Source records ▸
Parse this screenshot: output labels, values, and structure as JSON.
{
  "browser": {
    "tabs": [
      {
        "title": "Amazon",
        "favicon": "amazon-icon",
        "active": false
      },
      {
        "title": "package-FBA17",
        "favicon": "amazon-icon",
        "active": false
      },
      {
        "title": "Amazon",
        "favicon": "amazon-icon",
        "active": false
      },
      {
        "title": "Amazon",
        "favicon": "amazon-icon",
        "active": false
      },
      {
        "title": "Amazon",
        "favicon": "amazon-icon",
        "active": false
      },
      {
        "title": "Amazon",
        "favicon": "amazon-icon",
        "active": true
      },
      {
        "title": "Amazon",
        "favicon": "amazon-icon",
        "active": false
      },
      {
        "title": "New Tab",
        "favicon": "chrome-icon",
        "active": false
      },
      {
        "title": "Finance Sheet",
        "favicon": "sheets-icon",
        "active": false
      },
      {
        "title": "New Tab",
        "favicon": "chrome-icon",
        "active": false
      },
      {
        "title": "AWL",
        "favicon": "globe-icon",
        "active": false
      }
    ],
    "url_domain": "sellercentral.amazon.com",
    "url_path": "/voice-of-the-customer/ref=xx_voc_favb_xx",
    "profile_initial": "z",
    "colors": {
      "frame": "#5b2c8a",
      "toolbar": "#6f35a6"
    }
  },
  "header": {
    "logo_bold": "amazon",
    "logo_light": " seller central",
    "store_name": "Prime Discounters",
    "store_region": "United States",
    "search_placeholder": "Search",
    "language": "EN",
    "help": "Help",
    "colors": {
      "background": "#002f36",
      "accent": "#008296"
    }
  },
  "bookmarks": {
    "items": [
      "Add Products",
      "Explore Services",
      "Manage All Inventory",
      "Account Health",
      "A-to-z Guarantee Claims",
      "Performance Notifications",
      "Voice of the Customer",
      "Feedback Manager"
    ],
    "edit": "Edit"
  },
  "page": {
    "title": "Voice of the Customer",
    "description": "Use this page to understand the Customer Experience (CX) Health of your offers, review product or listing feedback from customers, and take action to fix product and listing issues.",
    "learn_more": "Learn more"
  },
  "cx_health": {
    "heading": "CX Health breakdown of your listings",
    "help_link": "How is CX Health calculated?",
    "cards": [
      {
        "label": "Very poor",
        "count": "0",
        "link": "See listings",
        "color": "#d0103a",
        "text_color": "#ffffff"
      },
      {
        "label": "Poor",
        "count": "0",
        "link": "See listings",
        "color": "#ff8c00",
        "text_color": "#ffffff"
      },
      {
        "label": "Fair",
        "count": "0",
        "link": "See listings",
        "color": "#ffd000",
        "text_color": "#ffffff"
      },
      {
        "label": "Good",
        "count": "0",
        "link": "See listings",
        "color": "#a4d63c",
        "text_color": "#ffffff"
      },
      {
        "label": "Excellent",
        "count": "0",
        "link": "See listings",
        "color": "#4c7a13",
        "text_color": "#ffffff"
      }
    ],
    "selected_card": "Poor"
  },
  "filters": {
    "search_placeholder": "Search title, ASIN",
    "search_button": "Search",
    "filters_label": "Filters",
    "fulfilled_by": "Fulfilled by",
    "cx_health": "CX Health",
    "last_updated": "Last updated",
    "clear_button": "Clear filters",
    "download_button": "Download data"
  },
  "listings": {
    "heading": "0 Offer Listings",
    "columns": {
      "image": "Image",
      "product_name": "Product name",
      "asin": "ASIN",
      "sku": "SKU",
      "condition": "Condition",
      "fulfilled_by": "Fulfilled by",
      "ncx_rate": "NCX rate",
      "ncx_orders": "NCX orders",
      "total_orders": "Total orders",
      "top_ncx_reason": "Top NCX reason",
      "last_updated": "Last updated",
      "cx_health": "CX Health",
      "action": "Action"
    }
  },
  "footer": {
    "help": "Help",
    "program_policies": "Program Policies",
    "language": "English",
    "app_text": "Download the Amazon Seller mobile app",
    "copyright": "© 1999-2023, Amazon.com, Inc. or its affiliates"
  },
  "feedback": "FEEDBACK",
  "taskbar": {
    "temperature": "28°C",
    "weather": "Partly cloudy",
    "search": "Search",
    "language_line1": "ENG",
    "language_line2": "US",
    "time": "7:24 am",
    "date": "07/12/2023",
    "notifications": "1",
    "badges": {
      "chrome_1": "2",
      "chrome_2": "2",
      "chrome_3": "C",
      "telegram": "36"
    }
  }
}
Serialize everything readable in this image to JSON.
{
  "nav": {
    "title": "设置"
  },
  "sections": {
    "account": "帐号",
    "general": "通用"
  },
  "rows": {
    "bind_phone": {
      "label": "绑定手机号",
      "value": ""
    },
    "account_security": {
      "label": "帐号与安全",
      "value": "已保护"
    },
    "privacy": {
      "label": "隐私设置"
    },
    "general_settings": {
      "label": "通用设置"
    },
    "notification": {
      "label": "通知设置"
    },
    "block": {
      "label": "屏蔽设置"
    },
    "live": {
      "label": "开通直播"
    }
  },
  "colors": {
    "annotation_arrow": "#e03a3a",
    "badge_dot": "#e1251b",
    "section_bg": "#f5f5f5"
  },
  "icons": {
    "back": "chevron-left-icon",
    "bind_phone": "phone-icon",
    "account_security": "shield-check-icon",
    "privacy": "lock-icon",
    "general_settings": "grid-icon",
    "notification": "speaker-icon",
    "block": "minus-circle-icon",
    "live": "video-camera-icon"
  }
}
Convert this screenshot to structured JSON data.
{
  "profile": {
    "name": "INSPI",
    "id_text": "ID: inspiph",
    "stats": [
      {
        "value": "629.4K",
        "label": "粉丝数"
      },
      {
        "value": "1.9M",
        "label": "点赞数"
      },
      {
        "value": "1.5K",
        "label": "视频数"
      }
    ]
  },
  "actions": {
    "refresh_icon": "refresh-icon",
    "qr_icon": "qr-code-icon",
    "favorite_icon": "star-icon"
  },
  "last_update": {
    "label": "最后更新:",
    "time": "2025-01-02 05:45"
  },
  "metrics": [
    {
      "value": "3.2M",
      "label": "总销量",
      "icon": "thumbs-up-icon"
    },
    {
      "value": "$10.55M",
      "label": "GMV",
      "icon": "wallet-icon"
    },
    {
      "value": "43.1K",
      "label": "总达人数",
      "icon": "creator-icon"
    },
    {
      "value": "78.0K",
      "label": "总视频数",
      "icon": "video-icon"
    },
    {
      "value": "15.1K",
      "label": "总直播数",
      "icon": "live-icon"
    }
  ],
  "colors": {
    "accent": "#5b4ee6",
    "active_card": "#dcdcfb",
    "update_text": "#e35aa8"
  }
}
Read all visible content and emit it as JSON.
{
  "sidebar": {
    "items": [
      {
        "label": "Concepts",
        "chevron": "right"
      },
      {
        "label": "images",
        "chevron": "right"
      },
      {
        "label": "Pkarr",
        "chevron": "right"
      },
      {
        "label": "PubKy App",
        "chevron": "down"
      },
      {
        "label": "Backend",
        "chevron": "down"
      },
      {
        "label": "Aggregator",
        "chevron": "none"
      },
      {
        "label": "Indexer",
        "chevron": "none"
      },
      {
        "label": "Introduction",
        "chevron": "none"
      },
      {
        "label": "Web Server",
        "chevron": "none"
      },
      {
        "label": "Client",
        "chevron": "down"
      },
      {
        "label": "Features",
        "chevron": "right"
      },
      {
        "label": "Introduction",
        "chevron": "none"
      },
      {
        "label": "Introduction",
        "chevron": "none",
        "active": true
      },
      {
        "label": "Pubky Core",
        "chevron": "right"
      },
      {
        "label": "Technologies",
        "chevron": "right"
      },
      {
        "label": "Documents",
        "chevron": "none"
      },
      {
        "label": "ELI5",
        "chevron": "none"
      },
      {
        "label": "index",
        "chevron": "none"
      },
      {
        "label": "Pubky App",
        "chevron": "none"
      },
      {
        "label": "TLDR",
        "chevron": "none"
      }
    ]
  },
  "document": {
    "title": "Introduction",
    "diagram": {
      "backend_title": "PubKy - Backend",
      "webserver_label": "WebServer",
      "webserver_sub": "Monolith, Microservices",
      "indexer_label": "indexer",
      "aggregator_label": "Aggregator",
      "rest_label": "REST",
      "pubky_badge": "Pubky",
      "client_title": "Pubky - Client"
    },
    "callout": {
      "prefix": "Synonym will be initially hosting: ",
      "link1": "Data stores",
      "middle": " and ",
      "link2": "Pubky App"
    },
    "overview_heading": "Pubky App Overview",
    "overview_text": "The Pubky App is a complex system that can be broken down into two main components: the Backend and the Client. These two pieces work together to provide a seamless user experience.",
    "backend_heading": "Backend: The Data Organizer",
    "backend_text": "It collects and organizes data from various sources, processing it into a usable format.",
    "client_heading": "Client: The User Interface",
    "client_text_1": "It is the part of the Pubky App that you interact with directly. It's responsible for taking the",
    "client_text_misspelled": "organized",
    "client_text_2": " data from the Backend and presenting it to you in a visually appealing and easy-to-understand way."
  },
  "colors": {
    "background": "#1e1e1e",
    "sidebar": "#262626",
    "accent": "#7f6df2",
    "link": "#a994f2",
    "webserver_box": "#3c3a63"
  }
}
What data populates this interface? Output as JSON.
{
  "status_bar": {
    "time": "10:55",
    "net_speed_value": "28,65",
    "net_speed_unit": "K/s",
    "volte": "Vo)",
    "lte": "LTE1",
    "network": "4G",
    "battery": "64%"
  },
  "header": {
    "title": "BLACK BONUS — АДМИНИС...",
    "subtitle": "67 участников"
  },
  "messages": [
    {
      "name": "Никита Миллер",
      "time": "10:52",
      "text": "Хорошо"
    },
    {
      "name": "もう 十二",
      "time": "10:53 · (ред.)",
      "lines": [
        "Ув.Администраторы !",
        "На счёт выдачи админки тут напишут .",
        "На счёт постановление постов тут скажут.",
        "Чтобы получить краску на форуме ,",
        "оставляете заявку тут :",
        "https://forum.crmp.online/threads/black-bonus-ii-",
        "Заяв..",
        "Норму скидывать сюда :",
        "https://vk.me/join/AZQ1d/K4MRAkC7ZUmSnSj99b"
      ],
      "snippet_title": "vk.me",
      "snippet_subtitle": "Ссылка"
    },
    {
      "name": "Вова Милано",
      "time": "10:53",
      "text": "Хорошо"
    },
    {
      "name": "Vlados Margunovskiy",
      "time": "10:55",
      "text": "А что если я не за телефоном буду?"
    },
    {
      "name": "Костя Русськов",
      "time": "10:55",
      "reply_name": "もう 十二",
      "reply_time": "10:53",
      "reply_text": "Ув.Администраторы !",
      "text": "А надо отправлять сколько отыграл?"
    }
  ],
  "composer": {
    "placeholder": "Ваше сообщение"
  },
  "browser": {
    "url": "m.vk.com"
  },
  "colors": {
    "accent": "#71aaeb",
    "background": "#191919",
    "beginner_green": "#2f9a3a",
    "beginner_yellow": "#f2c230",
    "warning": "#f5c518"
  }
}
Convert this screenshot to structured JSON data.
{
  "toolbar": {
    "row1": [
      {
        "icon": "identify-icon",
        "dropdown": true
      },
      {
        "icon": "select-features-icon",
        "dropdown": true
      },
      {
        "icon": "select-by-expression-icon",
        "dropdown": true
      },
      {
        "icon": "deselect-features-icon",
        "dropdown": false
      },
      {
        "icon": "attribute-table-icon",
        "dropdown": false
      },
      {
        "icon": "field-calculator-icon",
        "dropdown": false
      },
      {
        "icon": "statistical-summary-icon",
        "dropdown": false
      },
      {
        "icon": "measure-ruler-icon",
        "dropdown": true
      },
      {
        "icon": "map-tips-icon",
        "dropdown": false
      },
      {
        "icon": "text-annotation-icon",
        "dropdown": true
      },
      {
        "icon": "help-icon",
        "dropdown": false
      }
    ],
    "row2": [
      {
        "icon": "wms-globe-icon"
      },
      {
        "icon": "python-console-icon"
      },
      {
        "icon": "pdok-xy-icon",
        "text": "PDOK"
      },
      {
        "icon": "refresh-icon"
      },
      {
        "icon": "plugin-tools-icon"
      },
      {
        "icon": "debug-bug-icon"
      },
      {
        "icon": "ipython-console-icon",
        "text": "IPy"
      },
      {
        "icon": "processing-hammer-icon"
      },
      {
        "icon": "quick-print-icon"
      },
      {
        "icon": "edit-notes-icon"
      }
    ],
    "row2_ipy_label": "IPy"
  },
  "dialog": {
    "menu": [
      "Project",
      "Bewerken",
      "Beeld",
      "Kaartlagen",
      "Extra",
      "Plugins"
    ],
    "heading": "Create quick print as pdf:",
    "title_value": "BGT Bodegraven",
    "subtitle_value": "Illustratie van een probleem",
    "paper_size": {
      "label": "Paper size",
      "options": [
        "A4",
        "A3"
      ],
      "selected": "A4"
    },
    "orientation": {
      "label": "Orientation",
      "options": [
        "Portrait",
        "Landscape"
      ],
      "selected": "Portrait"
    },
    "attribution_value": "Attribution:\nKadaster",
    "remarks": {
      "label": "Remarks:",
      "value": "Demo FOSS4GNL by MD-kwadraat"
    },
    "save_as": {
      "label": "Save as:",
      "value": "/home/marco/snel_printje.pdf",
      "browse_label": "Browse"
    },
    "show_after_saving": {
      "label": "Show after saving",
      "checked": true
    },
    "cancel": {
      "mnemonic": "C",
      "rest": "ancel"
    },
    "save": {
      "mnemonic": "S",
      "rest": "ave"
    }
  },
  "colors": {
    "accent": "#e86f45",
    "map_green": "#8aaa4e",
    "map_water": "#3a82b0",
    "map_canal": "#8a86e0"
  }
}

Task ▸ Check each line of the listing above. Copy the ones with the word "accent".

Task answer ▸
      "accent": "#008296"
    "accent": "#5b4ee6",
    "accent": "#7f6df2",
    "accent": "#71aaeb",
    "accent": "#e86f45",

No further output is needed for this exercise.